It is, however, Danzig's swallowed howl that sells the band. Well, that and Danzig's pectorals. But something may have been amiss there as well. When Danzig took the stage he wore a small leather jacket. After a song or two, he removed it, but he remained in his t-shirt the rest of the set. Danzig is always shirtless in videos and publicity stills; was it normal for him to keep his shirt on during a show, or was he a few bench presses and dozen crunches away from top shirtless showman form?
While Danzig was initially bothered by the poor sound quality, his ire grew as fans began heckling him while they chanted for Doyle. When it came time to bring Doyle to the stage, Danzig did it almost reluctantly. In fact, it reminded me of the tired dinosaur rockers who refuse to die – the way the audience groans when Steve Miller announces he'll be playing something from the new album, and cheers once he swallows hard and launches into "The Joker" for the two millionth time. Who can blame Danzig? This is his past, and an impossible one to live up to. Even hinting to audiences that The Misfits could reconcile is a dangerous gamble that is great for short-term publicity but has horrible long-term possibilities. Remember David Lee Roth on stage with Van Halen a couple of years back?

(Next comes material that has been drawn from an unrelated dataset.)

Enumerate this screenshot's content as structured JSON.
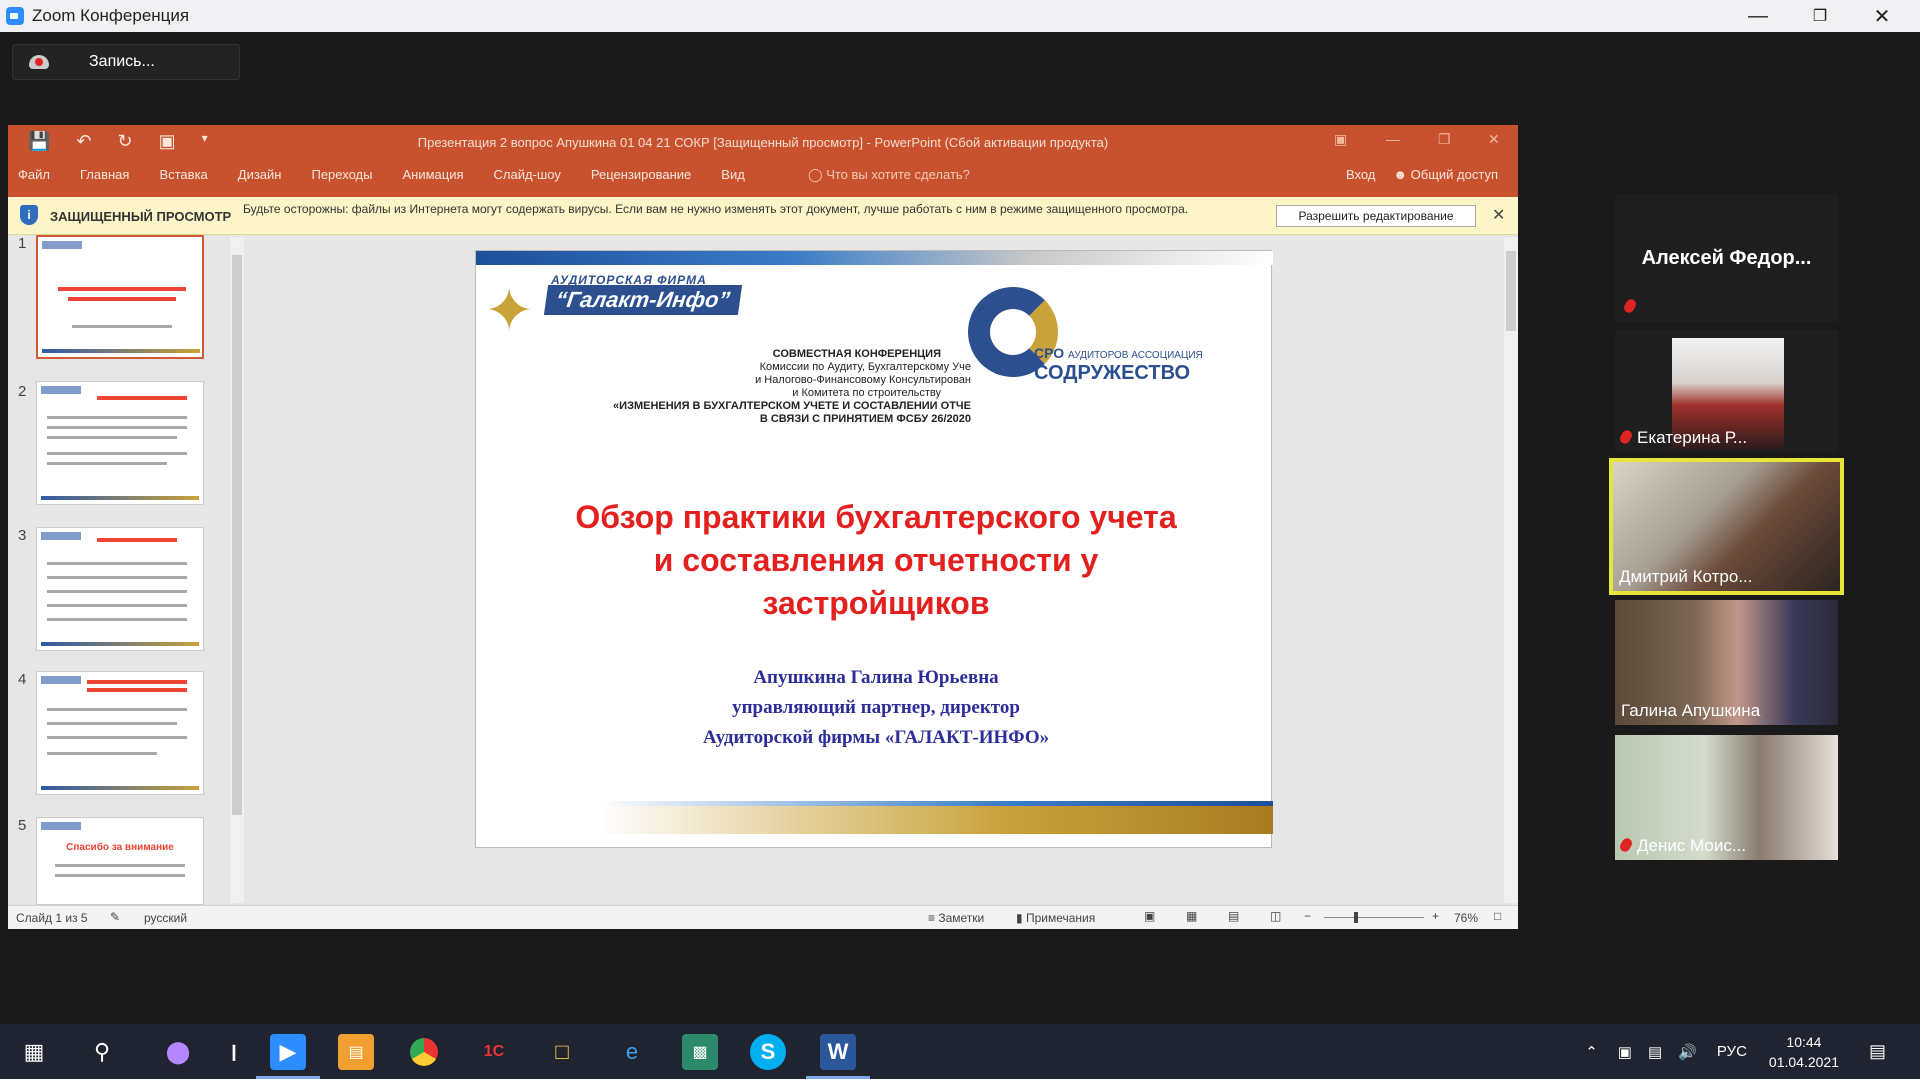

Have you cared about Van Halen since that implied reunion went bust? Van who?
However, for the seven songs where Doyle transformed Danzig into The Misfits, things were glorious. Doyle looked great – shirtless and buff with the appropriate shin guards, makeup, and, of course, black devilock. He paced the stage pounding upon his dangerously pointy custom-made Rand Annihilator guitar, adding motion to the formerly stagnant stage. While that energy spread throughout the band, Danzig remained grumpy. Not only did he (deservedly) dog Metallica for their treatment of "Die, Die My Darling," he also berated the audience for not measuring up to the Boston audiences of 1982. 1982 is, coincidently, also the year the majority of the audience was conceived. That fact didn't stop the kids from singing along to every word of "20 Eyes," "Skulls," "Earth AD," "Mommy Can I Go Out and Kill Tonight," "Hatebreeders," "Die, Die My Darling," and "We Are 138."
After Danzig's half hour revisit of Misfits material, the stage went dark, to allow the crowd to clamor for more. A reenergized Danzig returned for "Twist of Cain" and MTV-hit "Mother" – the latter eliciting a response nearly equal to The Misfits songs minutes before. Danzig definitely left the show on top. Despite the crowd's continued chanting, and the lack of clues from the lighting and sound folks, there was no second encore. Fans continued to chant and I was hopeful for "Godless" or "Sistinas", but when I saw the sound staff removing microphones from the stage, I took that as the definitive statement and headed for the door.
After a quick dash down crowded curving stairways, I was confronted by an open door, and a blast of cold blowing snow. To the utter dismay of my fellow concertgoers, four inches had already fallen and it was blowing down in blizzard fashion. The girls exiting the show in their big boots and short skirts were simultaneously prepared and completely underdressed. Together we trudged up to the Boylston Street T-shop and filed into he subway as a steady mass of cooling sweat, residual excitement, black hair die, running eyeliner, and melting white flakes.